AG detailed Merner’s inconsistent claims about residency in email to top State House administrator
An email a state prosecutor sent to a top legislative administrator details former state Rep. Troy Merner’s inconsistent statements about his residency. It also reveals the skepticism prosecutors had about Merner’s explanations in the face of evidence he no longer lived in the district he’d been elected to represent.
This email, obtained by NHPR through a public records request, details the state’s efforts to inform top Republican leaders about its investigation into Merner nearly a year before he resigned under pressure.
The Dec. 6, 2022 email was sent by Deputy General Counsel Myles Matteson to Terry Pfaff, the Legislature’s chief operating officer. It includes a complaint prosecutors were “reviewing,” alleging Merner had moved from Lancaster to Carroll, and “facts” a state investigator found.

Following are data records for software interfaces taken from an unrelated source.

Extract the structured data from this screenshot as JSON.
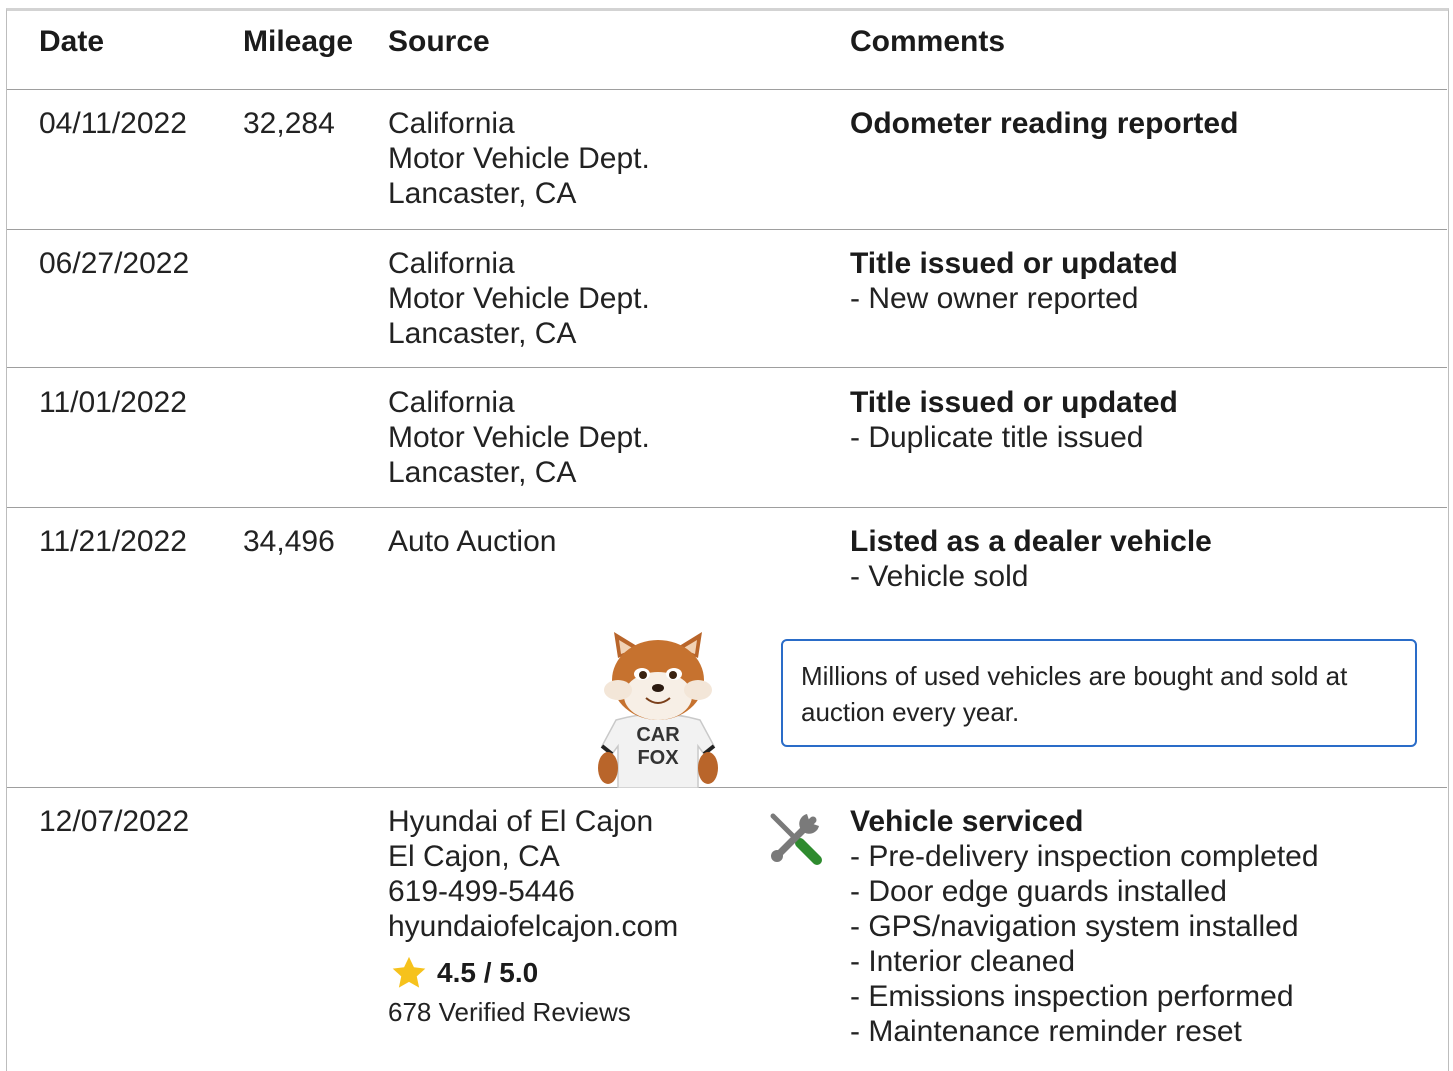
{
  "table": {
    "headers": {
      "date": "Date",
      "mileage": "Mileage",
      "source": "Source",
      "comments": "Comments"
    },
    "rows": [
      {
        "date": "04/11/2022",
        "mileage": "32,284",
        "source": [
          "California",
          "Motor Vehicle Dept.",
          "Lancaster, CA"
        ],
        "comment_title": "Odometer reading reported",
        "comment_items": []
      },
      {
        "date": "06/27/2022",
        "mileage": "",
        "source": [
          "California",
          "Motor Vehicle Dept.",
          "Lancaster, CA"
        ],
        "comment_title": "Title issued or updated",
        "comment_items": [
          "New owner reported"
        ]
      },
      {
        "date": "11/01/2022",
        "mileage": "",
        "source": [
          "California",
          "Motor Vehicle Dept.",
          "Lancaster, CA"
        ],
        "comment_title": "Title issued or updated",
        "comment_items": [
          "Duplicate title issued"
        ]
      },
      {
        "date": "11/21/2022",
        "mileage": "34,496",
        "source": [
          "Auto Auction"
        ],
        "comment_title": "Listed as a dealer vehicle",
        "comment_items": [
          "Vehicle sold"
        ],
        "callout": "Millions of used vehicles are bought and sold at auction every year.",
        "mascot_shirt": [
          "CAR",
          "FOX"
        ]
      },
      {
        "date": "12/07/2022",
        "mileage": "",
        "source": [
          "Hyundai of El Cajon",
          "El Cajon, CA",
          "619-499-5446",
          "hyundaiofelcajon.com"
        ],
        "rating": "4.5 / 5.0",
        "reviews": "678 Verified Reviews",
        "comment_title": "Vehicle serviced",
        "comment_items": [
          "Pre-delivery inspection completed",
          "Door edge guards installed",
          "GPS/navigation system installed",
          "Interior cleaned",
          "Emissions inspection performed",
          "Maintenance reminder reset"
        ],
        "icon": "service-wrench-icon"
      }
    ]
  },
  "colors": {
    "callout_border": "#2a6cc8",
    "star": "#f6c21c",
    "wrench_gray": "#7a7a7a",
    "wrench_green": "#2e8b2e"
  }
}
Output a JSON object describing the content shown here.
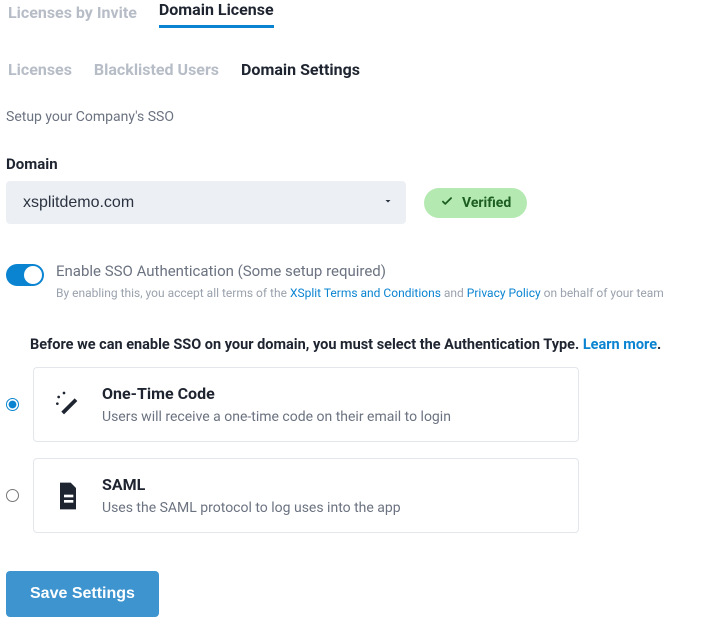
{
  "tabs_primary": {
    "licenses_by_invite": "Licenses by Invite",
    "domain_license": "Domain License"
  },
  "tabs_secondary": {
    "licenses": "Licenses",
    "blacklisted": "Blacklisted Users",
    "domain_settings": "Domain Settings"
  },
  "section_note": "Setup your Company's SSO",
  "domain_label": "Domain",
  "domain_value": "xsplitdemo.com",
  "verified_label": "Verified",
  "toggle": {
    "title": "Enable SSO Authentication (Some setup required)",
    "fineprint_prefix": "By enabling this, you accept all terms of the ",
    "terms_link": "XSplit Terms and Conditions",
    "and_word": " and ",
    "privacy_link": "Privacy Policy",
    "fineprint_suffix": " on behalf of your team"
  },
  "auth_heading": {
    "before": "Before we can enable SSO on your domain",
    "comma": ", ",
    "after": "you must select the Authentication Type. ",
    "learn_more": "Learn more",
    "dot": "."
  },
  "auth_options": {
    "otc": {
      "title": "One-Time Code",
      "desc": "Users will receive a one-time code on their email to login"
    },
    "saml": {
      "title": "SAML",
      "desc": "Uses the SAML protocol to log uses into the app"
    }
  },
  "save_button": "Save Settings"
}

Matteson wrote that Merner, a 63-year-old Republican, denied living in Carroll full-time, but he was “not consistent in describing where he had been residing.”

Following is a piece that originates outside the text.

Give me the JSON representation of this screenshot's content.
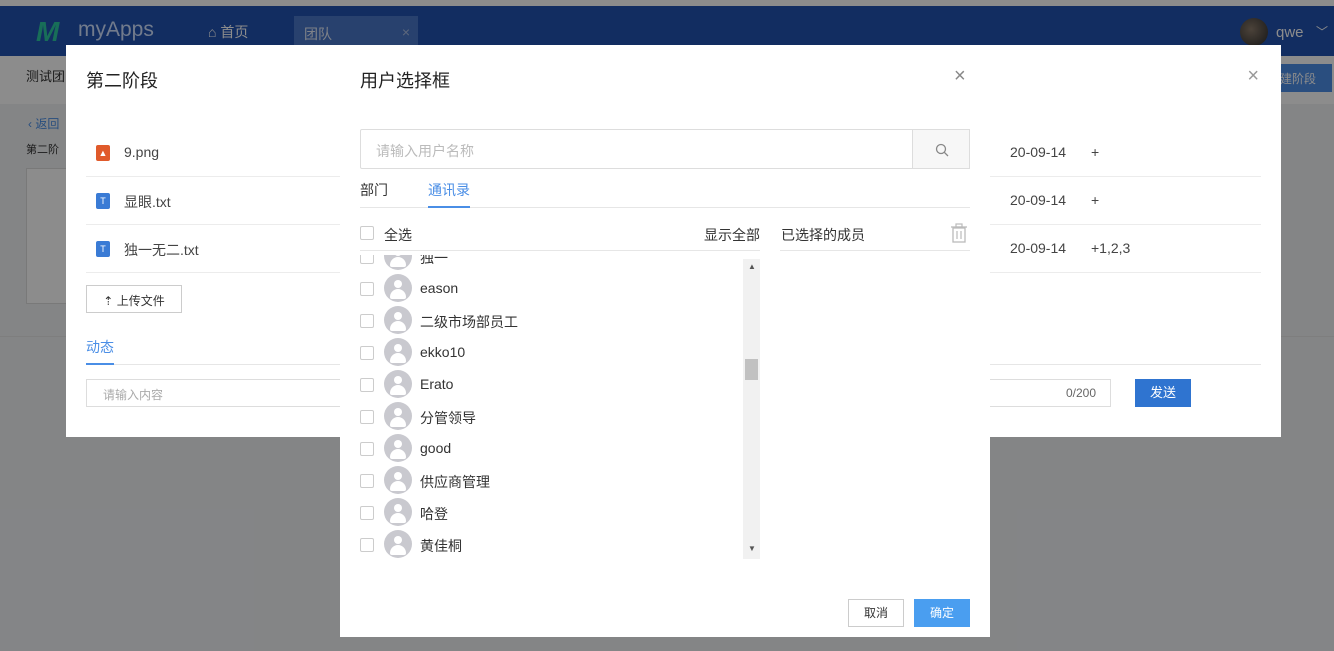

The email stated Merner had sold his house in Lancaster in August 2022. While Merner said he spent “some nights” in a Lancaster office he rented, he didn’t provide details to back up his claim, and his landlord said he didn’t live there.
The email also says Merner told an investigator he was “‘in transition” and “looking to move back to Lancaster with his wife.”
When asked about his driver’s license, which still listed his home address as the property he sold that August, Merner said that he had not yet updated his information, and that he had a PO Box in Lancaster.
“When the investigator informed him that he can’t live at a PO Box, he responded that he hasn’t gotten around to it because ‘he is a guy,’” Matteson wrote.
Merner was arrested last month for improperly voting in Lancaster's 2023 town election while living in Carroll, and for filing false mileage reimbursements for travel to the State House from his previous residence.
Merner held on to his legislative seat in the narrowly divided State House for the entire 2023 session, voting on dozens of bills, while prosecutors charge he was living outside the district he was elected to serve. Some Democrats have called for a probe into the Attorney General’s handling of the investigation, which took more than six months to complete, as well as top House Republicans’ failure to push Merner to resign earlier.
The Department of Justice has declined to say why Speaker Sherman Packard, the top elected official in the House, wasn’t notified directly about their findings earlier.
In recent weeks, and in a statement to NHPR on Friday, Packard has defended how his office handled Merner’s situation.
“The Speaker’s Office appropriately waited until the conclusion of that investigation,” Packard said in the statement. “Once it was determined that Troy Merner did not live in his district, he was told to resign immediately.”